Sophie’s Art Tour Hanoi Guide Fabiola Buchele talking at The Vietnamese Museum of Fine Art. Photo by Sophie Hughes
Sophie’s Art Tour arives in Hanoi, promising not only a boost in local artistic expression but also connecting folks to Vietnam’s long, checkered past.Learning Vietnamese history can be a daunting experience. With so many international influences and incidents to take into consideration, trying to educate oneself about the long and turbulent past is not an easy task.

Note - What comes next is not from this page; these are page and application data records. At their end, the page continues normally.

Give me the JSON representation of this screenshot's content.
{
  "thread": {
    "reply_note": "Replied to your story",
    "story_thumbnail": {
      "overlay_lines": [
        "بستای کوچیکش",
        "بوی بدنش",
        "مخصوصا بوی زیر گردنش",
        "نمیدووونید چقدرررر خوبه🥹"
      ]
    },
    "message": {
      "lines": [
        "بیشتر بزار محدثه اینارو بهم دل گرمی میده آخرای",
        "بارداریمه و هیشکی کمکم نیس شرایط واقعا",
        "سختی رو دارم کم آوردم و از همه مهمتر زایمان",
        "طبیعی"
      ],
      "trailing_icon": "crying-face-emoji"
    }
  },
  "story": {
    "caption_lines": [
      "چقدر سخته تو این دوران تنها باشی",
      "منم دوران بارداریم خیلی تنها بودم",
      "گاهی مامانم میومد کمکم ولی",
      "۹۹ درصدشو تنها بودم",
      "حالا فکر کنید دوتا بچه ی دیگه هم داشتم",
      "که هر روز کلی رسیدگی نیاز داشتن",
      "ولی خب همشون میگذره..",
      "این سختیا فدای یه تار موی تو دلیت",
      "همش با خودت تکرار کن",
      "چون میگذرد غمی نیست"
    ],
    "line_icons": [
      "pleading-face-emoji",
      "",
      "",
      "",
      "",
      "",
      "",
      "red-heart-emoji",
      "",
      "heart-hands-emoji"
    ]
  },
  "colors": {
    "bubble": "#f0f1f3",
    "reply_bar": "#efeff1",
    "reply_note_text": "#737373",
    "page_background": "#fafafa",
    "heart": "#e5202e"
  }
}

After four consecutive years of critical praise in Ho Chi Minh City, Sophie’s Art Tour has finally arrived in Hanoi to creatively lead us through the last century of artistic expression.
The tour explores the major shifts in society, from the opening of the first arts university during the French colonial times, through the two cataclysmic wars and finally concludes with the optimistic emergence of Vietnam’s contemporary fine art scene today.
Sophie’s Art Tour (+84(0)168 7962575, +84(0)90 6568338 // email@example.com // www.sophiesarttour.com) was established in 2011 by British art lover Sophie Hughes, who currently works in Ho Chi Minh. Sophie has since collaborated with many acclaimed artists, researchers, curators, and galleries to make Sophie’s Art Tour the triumph it is today.After seven months of primary research, the tour was launched in Hanoi by enthusiastic arts and culture journalist, Fabiola Buchele (Austria), and Bill Nguyen (Vietnam), a UK educated fine artist and co-founder at Hanoi’s leading independent contemporary gallery space Manzi.
The tour starts at a local arts café with a 30- minute introduction. Over coffee, participants will learn the morning’s itinerary, before moving on. The first stop is the Vietnamese Museum of Fine Arts, where you will learn about the French Indochina influence on educating and encouraging Vietnamese artisans to explore the concept of self-expression alongside experimenting with new and traditional techniques.
From there, the guide takes a close look at how the government utilized the same artists for propaganda purposes in order to rally the population to join the war efforts from the 1940s – 1970s. The second half of the schedule invites you into the intimate alternative art space, Salon Natasha, where Russian founder Natalia Kraevskaia, is working alongside with the Asian Art Archive to document her late husband’s (Vu Dan Tan — 1946-2009) artworks and exhibitions between 1990 and 2005.The excursion concludes at Hanoi’s recently opened Creative City, where on the 15th floor you will visit the new residence of the Nha San Collective. As one of Vietnam’s few experimental organizations for emerging contemporary fine artists today, the participants are seated for a final presentation, followed by a discussion regarding the future of Vietnamese art.
The walking tour is a fascinating insight of Vietnam’s history explained through a visual and verbal presentation of academic research and personal accounts. Stories are sensitively shared alongside the art works and in the workspaces of the artists who lived, learnt, fought, protested, and documented their turbulent times.
Sophie’s Art Tour manages to translate a remarkable breadth of knowledge into a visually stimulating and educational exploration concerning the events that have shaped Vietnamese arts and culture today. The guides give a much-needed historical context to important works that often have English captions excluded from exhibitions.
Sophie’s Art Tour Hanoi not only explores the amalgamation of international impressions left after many gruesome wars but also the currently evolving new generation of contemporary artists pushing through the politics and policies to find their place on the international art circuit today.
Tours cost US$55 per person and run from 9 a.m. to 1 p.m., Tuesday to Saturday, for groups of 2-10 people. Tours are available in English and German, or with French and Spanish translators available for an additional fee.